Friday, October 5, 2007

  > >
Baruch 1:15-22
Psalm 79
Luke 10:13-16

View Readings
Similar Reflections

lost in the translation

"If the miracles worked in your midst had occurred in Tyre and Sidon, they would long ago have reformed in sackcloth and ashes." —Luke 10:13

Jesus chastised some towns where He did many miracles. He expected these miracles to be translated into repentance (Lk 10:13). We likewise need to repent. We have sinned repeatedly but are hardly aware of it. We may not even feel very sorry. We are "hard and impenitent" (Rm 2:5). Hopefully, we will come to our senses when Jesus heals us. We will feel ashamed of rebelling against and rejecting Jesus, Who was wounded that we may be healed (1 Pt 2:24).

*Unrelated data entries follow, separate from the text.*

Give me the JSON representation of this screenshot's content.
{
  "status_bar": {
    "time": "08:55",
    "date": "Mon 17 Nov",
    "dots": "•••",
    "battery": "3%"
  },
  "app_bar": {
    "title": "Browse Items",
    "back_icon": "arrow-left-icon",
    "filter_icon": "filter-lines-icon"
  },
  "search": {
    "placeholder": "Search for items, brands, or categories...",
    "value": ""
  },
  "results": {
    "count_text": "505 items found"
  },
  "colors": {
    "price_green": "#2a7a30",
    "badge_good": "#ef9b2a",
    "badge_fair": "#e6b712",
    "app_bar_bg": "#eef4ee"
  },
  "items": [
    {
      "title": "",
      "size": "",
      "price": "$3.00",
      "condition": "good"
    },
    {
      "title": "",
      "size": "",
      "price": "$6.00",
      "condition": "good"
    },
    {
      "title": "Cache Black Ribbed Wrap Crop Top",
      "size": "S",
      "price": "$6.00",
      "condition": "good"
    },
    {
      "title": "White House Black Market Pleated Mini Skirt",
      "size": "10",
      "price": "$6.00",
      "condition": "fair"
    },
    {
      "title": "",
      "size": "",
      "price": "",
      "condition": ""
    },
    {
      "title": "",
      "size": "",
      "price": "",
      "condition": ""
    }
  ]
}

When we're healed, we will see the incongruity between His love and our sin. Healing will at first make us happy, but later we will be "filled with a sorrow" that comes from God (2 Cor 7:9). This sadness will lead to repentance (2 Cor 7:9). "Indeed, sorrow for God's sake produces a repentance without regrets, leading to salvation" (2 Cor 7:10). "Just look at the fruit of this sorrow which stems from God. What a measure of holy zeal it has brought you" (2 Cor 7:11).

"Justice is with the Lord, our God; and we today are flushed with shame" (Bar 1:15). We "have sinned in the Lord's sight and disobeyed Him" (Bar 1:17-18). Lord, have mercy one more time.

Prayer:  "Heal me, Lord, that I may be healed; save me, that I may be saved, for it is You Whom I praise" (Jer 17:14).

Promise:  "He who hears you, hears Me. He who rejects you, rejects Me. And he who rejects Me, rejects Him Who sent Me." —Lk 10:16

Praise:  Art read a One Bread, One Body teaching to a hospitalized friend who had overdosed. Though the friend was not a believer, the teaching so touched him that he called another friend, told him about the teaching, and then called Art the next day to request that he read him the next day's teaching.

Rescript:  †Most Reverend Daniel E. Pilarczyk, Archbishop of the Archdiocese of Cincinnati, April 3, 2007

The Nihil Obstat ("Permission to Publish") is a declaration that a book or pamphlet is considered to be free of doctrinal or moral error. It is not implied that those who have granted the Nihil Obstat agree with the contents, opinions, or statements expressed.